|Typically requires a hospital stay and general anesthesia
|Generally considered a low-risk procedure with few complications
|Can be associated with risks such as bleeding, blood clots, and vessel damage
|Can help guide treatment decisions for conditions such as coronary artery disease, peripheral artery disease, and aneurysms
|May be used to relieve symptoms such as chest pain, shortness of breath, or leg pain
|Usually takes 30 minutes to an hour to complete
|Can take several hours to complete
|Patients may experience some discomfort during the procedure, such as a warm sensation or a metallic taste in the mouth
|Patients may experience some pain or discomfort at the catheter insertion site after the procedure
|Rarely requires additional treatment or intervention
|May require additional procedures, such as stenting, to maintain vessel patency over time
Angiography and Angioplasty are two procedures used to diagnose and treat heart and blood vessel problems.
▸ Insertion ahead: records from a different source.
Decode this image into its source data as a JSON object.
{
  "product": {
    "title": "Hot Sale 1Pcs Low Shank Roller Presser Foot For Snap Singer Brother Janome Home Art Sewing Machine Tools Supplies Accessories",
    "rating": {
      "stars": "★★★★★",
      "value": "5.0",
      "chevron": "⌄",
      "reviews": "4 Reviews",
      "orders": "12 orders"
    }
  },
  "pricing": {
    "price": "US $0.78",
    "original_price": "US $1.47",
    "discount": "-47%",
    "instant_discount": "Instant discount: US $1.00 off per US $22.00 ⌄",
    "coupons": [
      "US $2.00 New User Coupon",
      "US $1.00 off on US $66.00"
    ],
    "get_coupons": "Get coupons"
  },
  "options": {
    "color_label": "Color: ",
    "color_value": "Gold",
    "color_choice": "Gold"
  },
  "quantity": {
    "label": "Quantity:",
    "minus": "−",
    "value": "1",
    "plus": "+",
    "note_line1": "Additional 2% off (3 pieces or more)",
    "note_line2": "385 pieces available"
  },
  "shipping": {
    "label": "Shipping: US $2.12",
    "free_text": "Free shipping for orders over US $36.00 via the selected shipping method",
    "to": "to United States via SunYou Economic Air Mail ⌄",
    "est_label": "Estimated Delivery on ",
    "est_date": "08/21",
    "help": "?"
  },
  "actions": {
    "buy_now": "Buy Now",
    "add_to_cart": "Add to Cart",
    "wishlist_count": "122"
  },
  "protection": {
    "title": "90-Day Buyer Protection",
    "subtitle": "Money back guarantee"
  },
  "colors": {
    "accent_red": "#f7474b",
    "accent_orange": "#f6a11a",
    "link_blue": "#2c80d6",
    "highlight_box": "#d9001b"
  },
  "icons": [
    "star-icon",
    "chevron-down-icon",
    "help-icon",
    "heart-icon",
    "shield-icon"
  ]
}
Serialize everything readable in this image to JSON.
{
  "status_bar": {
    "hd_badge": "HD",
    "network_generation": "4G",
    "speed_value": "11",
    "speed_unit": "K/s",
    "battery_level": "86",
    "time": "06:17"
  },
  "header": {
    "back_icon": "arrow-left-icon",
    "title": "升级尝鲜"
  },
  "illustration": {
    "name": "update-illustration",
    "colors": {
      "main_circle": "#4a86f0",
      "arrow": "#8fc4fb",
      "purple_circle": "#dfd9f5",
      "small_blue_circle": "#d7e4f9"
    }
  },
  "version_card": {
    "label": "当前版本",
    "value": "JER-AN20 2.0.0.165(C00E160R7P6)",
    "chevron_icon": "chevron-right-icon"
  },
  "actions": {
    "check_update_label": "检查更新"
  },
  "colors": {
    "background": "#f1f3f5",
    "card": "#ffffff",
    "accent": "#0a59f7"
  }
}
Angiography is a diagnostic tool that involves injecting dye into the bloodstream to visualize blood vessels. Angioplasty is a treatment for blocked or narrowed arteries.
Angiography is generally less invasive and has fewer risks than angioplasty. It is important to consult with a healthcare provider to determine the best course of treatment for a specific condition.
What is angiography?
Angiography is a medical imaging procedure that uses X-rays and contrast dye to examine the blood vessels in various parts of the body.
What is angioplasty?
Angioplasty is a medical procedure that is used to treat narrow or blocked blood vessels by widening them using a balloon catheter.
What is the main difference between angiography and angioplasty?
The main difference between angiography and angioplasty is that angiography is a diagnostic procedure used to visualize blood vessels and identify blockages, while angioplasty is a therapeutic procedure used to treat blockages by widening the affected blood vessels.
How is angiography performed?
Angiography is performed by injecting a contrast dye into a blood vessel and then taking X-rays of the area of interest.
How is angioplasty performed?
Angioplasty is performed by threading a balloon catheter through a blood vessel to the site of the blockage, inflating the balloon to widen the vessel, and then removing the catheter.
Is angiography painful?
The injection of the contrast dye during angiography may cause a brief sensation of warmth or discomfort, but the procedure is generally not painful.
Is angioplasty painful?
Patients undergoing angioplasty are typically given local anesthesia to numb the area where the catheter is inserted, so they may experience some discomfort during the procedure, but it is not usually painful.
Are there any risks associated with angiography or angioplasty?
Both procedures carry a small risk of complications, including bleeding, infection, allergic reaction to the contrast dye, and damage to the blood vessel being treated. However, these risks are generally considered low, and most patients experience no complications.